Two important patterns that nearly every chartist or technical analyst looks at are double tops and double bottoms. They are a cinch if you understand support and resistance.
What Does a Double Bottom Mean?
Double bottoms and double tops are chart patterns traders look for to inform their stock buying decisions. With a double bottom, the price falls, rises, falls, and rises again, forming a “W” shape on the charts. A double bottom sometimes follows a bullish trend and leads to a bearish reversal. Ideally, an investor who correctly predicts a double top could buy and then sell stock for a profit once it finishes its downtrend.
What Does a Double Top Mean?
A double top is the inverse of a double bottom, where the price rises, falls, rises, and falls again, forming an “M” shape on the charts. A double top also indicates the opposite of a double bottom. An investor who accurately predicts this pattern can purchase stock when the price dips in the middle of a double top and sells at the peak—before the price drops again.
You might have heard the talking heads on financial TV saying things like “The stock just made a double top” and tuned out because you didn’t know what it meant or how to recognize it. They are simple to grasp and easily recognized with homework and practice.
Typically, a double top is a sign of potential weakness, because a stock can’t break above the previous peak. This may signal a lack of buying pressure as the stock reaches that high level, and the stock tends to pull back.

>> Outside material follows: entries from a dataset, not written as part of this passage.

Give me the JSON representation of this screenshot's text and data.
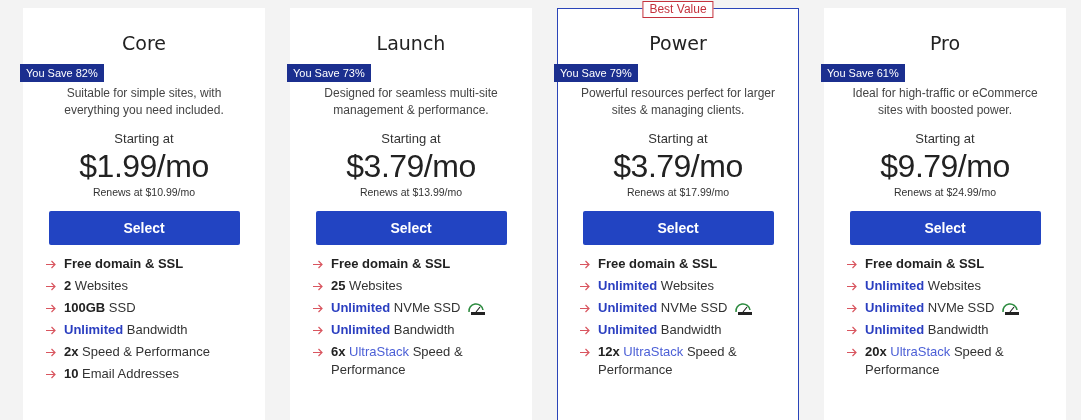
{
  "plans": [
    {
      "name": "Core",
      "featured": false,
      "savings": "You Save 82%",
      "description": "Suitable for simple sites, with everything you need included.",
      "starting": "Starting at",
      "price": "$1.99/mo",
      "renews": "Renews at $10.99/mo",
      "button": "Select",
      "features": [
        {
          "speed_icon": false,
          "parts": [
            {
              "text": "Free domain & SSL",
              "kind": "bold"
            }
          ]
        },
        {
          "speed_icon": false,
          "parts": [
            {
              "text": "2",
              "kind": "bold"
            },
            {
              "text": "Websites",
              "kind": "plain"
            }
          ]
        },
        {
          "speed_icon": false,
          "parts": [
            {
              "text": "100GB",
              "kind": "bold"
            },
            {
              "text": "SSD",
              "kind": "plain"
            }
          ]
        },
        {
          "speed_icon": false,
          "parts": [
            {
              "text": "Unlimited",
              "kind": "highlight"
            },
            {
              "text": "Bandwidth",
              "kind": "plain"
            }
          ]
        },
        {
          "speed_icon": false,
          "parts": [
            {
              "text": "2x",
              "kind": "bold"
            },
            {
              "text": "Speed & Performance",
              "kind": "plain"
            }
          ]
        },
        {
          "speed_icon": false,
          "parts": [
            {
              "text": "10",
              "kind": "bold"
            },
            {
              "text": "Email Addresses",
              "kind": "plain"
            }
          ]
        }
      ]
    },
    {
      "name": "Launch",
      "featured": false,
      "savings": "You Save 73%",
      "description": "Designed for seamless multi-site management & performance.",
      "starting": "Starting at",
      "price": "$3.79/mo",
      "renews": "Renews at $13.99/mo",
      "button": "Select",
      "features": [
        {
          "speed_icon": false,
          "parts": [
            {
              "text": "Free domain & SSL",
              "kind": "bold"
            }
          ]
        },
        {
          "speed_icon": false,
          "parts": [
            {
              "text": "25",
              "kind": "bold"
            },
            {
              "text": "Websites",
              "kind": "plain"
            }
          ]
        },
        {
          "speed_icon": true,
          "parts": [
            {
              "text": "Unlimited",
              "kind": "highlight"
            },
            {
              "text": "NVMe SSD",
              "kind": "plain"
            }
          ]
        },
        {
          "speed_icon": false,
          "parts": [
            {
              "text": "Unlimited",
              "kind": "highlight"
            },
            {
              "text": "Bandwidth",
              "kind": "plain"
            }
          ]
        },
        {
          "speed_icon": false,
          "parts": [
            {
              "text": "6x",
              "kind": "bold"
            },
            {
              "text": "UltraStack",
              "kind": "accent"
            },
            {
              "text": "Speed & Performance",
              "kind": "plain"
            }
          ]
        }
      ]
    },
    {
      "name": "Power",
      "featured": true,
      "tag": "Best Value",
      "savings": "You Save 79%",
      "description": "Powerful resources perfect for larger sites & managing clients.",
      "starting": "Starting at",
      "price": "$3.79/mo",
      "renews": "Renews at $17.99/mo",
      "button": "Select",
      "features": [
        {
          "speed_icon": false,
          "parts": [
            {
              "text": "Free domain & SSL",
              "kind": "bold"
            }
          ]
        },
        {
          "speed_icon": false,
          "parts": [
            {
              "text": "Unlimited",
              "kind": "highlight"
            },
            {
              "text": "Websites",
              "kind": "plain"
            }
          ]
        },
        {
          "speed_icon": true,
          "parts": [
            {
              "text": "Unlimited",
              "kind": "highlight"
            },
            {
              "text": "NVMe SSD",
              "kind": "plain"
            }
          ]
        },
        {
          "speed_icon": false,
          "parts": [
            {
              "text": "Unlimited",
              "kind": "highlight"
            },
            {
              "text": "Bandwidth",
              "kind": "plain"
            }
          ]
        },
        {
          "speed_icon": false,
          "parts": [
            {
              "text": "12x",
              "kind": "bold"
            },
            {
              "text": "UltraStack",
              "kind": "accent"
            },
            {
              "text": "Speed & Performance",
              "kind": "plain"
            }
          ]
        }
      ]
    },
    {
      "name": "Pro",
      "featured": false,
      "savings": "You Save 61%",
      "description": "Ideal for high-traffic or eCommerce sites with boosted power.",
      "starting": "Starting at",
      "price": "$9.79/mo",
      "renews": "Renews at $24.99/mo",
      "button": "Select",
      "features": [
        {
          "speed_icon": false,
          "parts": [
            {
              "text": "Free domain & SSL",
              "kind": "bold"
            }
          ]
        },
        {
          "speed_icon": false,
          "parts": [
            {
              "text": "Unlimited",
              "kind": "highlight"
            },
            {
              "text": "Websites",
              "kind": "plain"
            }
          ]
        },
        {
          "speed_icon": true,
          "parts": [
            {
              "text": "Unlimited",
              "kind": "highlight"
            },
            {
              "text": "NVMe SSD",
              "kind": "plain"
            }
          ]
        },
        {
          "speed_icon": false,
          "parts": [
            {
              "text": "Unlimited",
              "kind": "highlight"
            },
            {
              "text": "Bandwidth",
              "kind": "plain"
            }
          ]
        },
        {
          "speed_icon": false,
          "parts": [
            {
              "text": "20x",
              "kind": "bold"
            },
            {
              "text": "UltraStack",
              "kind": "accent"
            },
            {
              "text": "Speed & Performance",
              "kind": "plain"
            }
          ]
        }
      ]
    }
  ]
}
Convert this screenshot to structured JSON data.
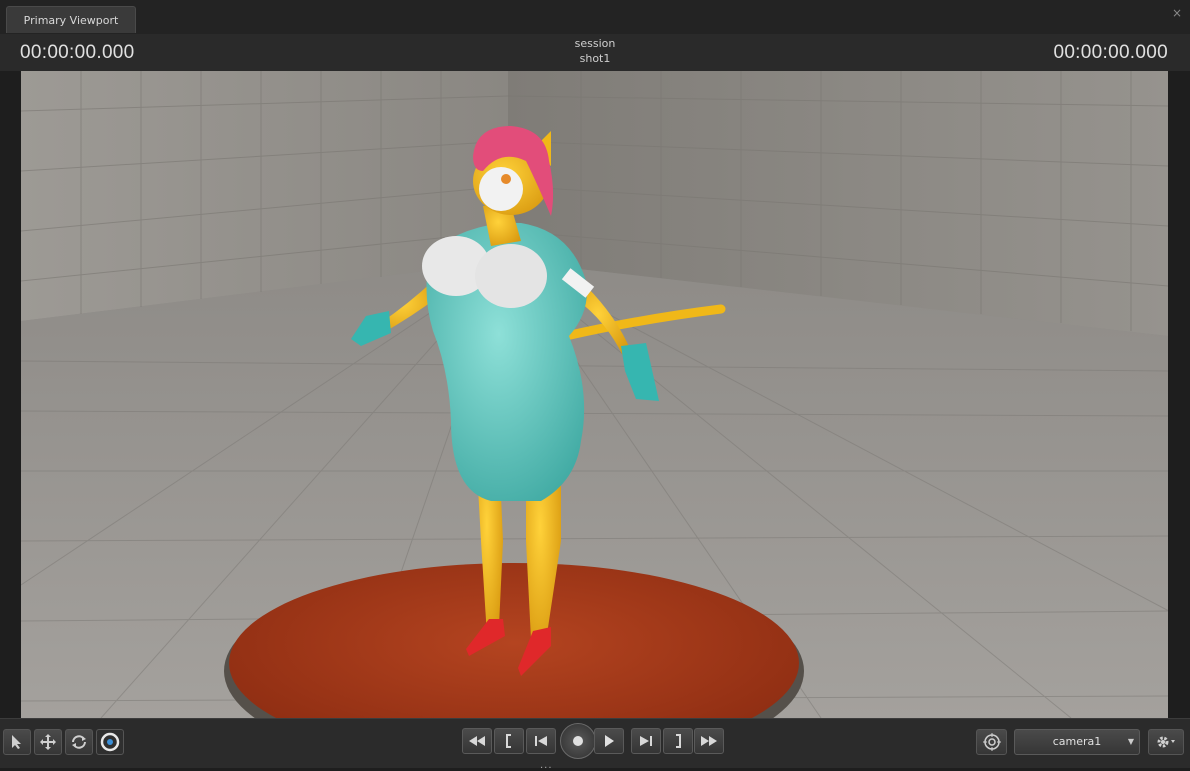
{
  "tab": {
    "label": "Primary Viewport",
    "close": "×"
  },
  "header": {
    "timecode_left": "00:00:00.000",
    "timecode_right": "00:00:00.000",
    "session": "session",
    "shot": "shot1"
  },
  "toolbar": {
    "tools": [
      {
        "name": "select-tool",
        "icon": "arrow-cursor-icon"
      },
      {
        "name": "move-tool",
        "icon": "move-cross-icon"
      },
      {
        "name": "rotate-tool",
        "icon": "rotate-icon"
      },
      {
        "name": "orbit-tool",
        "icon": "orbit-target-icon",
        "active": true
      }
    ],
    "playback": [
      {
        "name": "rewind-button",
        "icon": "rewind-icon"
      },
      {
        "name": "mark-in-button",
        "icon": "bracket-in-icon"
      },
      {
        "name": "prev-frame-button",
        "icon": "skip-back-icon"
      },
      {
        "name": "record-button",
        "icon": "record-icon"
      },
      {
        "name": "play-button",
        "icon": "play-icon"
      },
      {
        "name": "next-frame-button",
        "icon": "skip-forward-icon"
      },
      {
        "name": "mark-out-button",
        "icon": "bracket-out-icon"
      },
      {
        "name": "fast-forward-button",
        "icon": "fast-forward-icon"
      }
    ],
    "camera_select": "camera1",
    "grip": "..."
  },
  "colors": {
    "accent_active": "#3a8fd8",
    "platform": "#a33a1a",
    "outfit": "#6fd0c8",
    "skin": "#f2b81e",
    "hair": "#e0507a"
  }
}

If the situation repeats, your chart shows two failed attempts to break through, hence “double top.”
Let’s look at the stages of a double top chart, using Texas Instruments Inc. (TXN) as an example:
Look at the daily chart on TXN in 2017. Notice how the stock traded in an uptrend between mid-February and late March 2017. Thereafter, you’ll notice the stock hits some resistance; the first top is labeled “Top 1” on the chart. Following that top, the stock pulled back to the $77.75/$78 range and bounced. Finally, the stock rises back up to hit its previous resistance level, the same area of the first top, only to pull back again. The chart looks like it’s forming the letter “M,“ a sign that some traders are looking for.
That said, if you’re long and see a double top forming, you might want to take some risk off. For traders and investors with a very high-risk tolerance, this can be the signal to indicate the entry point on a short play.
Contrary to double tops, double bottoms are typically formed after a downtrend hits a low point at which buyers are willing to step in. The downdraft ends because the stock finds some support, and then rallies to a previous resistance before pulling back again. Thereafter, it hits another bottom and tends to rise and break above the previous resistance area. You can simply flip the chart pattern you saw with the double top; instead of looking for the “M,” search for a “W.”
Let’s take a look at a double bottom pattern that Monster Beverage Corp (MNST) formed a double bottom between mid-April and early May 2017.
Notice that the stock traded in a downtrend before making its first bottom around the $44.50 area. Thereafter, the stock found some support and rose to about $46, which was a previous resistance area; then it pulled back and made its second bottom around $44.50. This is an area of support, and traders may have seen this as a potential buying opportunity. Consequently, we saw the stock experience some buying pressure, and it broke above the previous resistance area of $46 and rose to the $48.50 area.
That in mind, this could be a potential signal to shorts to close out their position, or for traders looking to play for a bounce to get long.
Double top and double bottom patterns are part of nearly every technical trader’s toolkit. This could be an indication of a reversal, and may provide some trading opportunities, if the execution and timing is on point.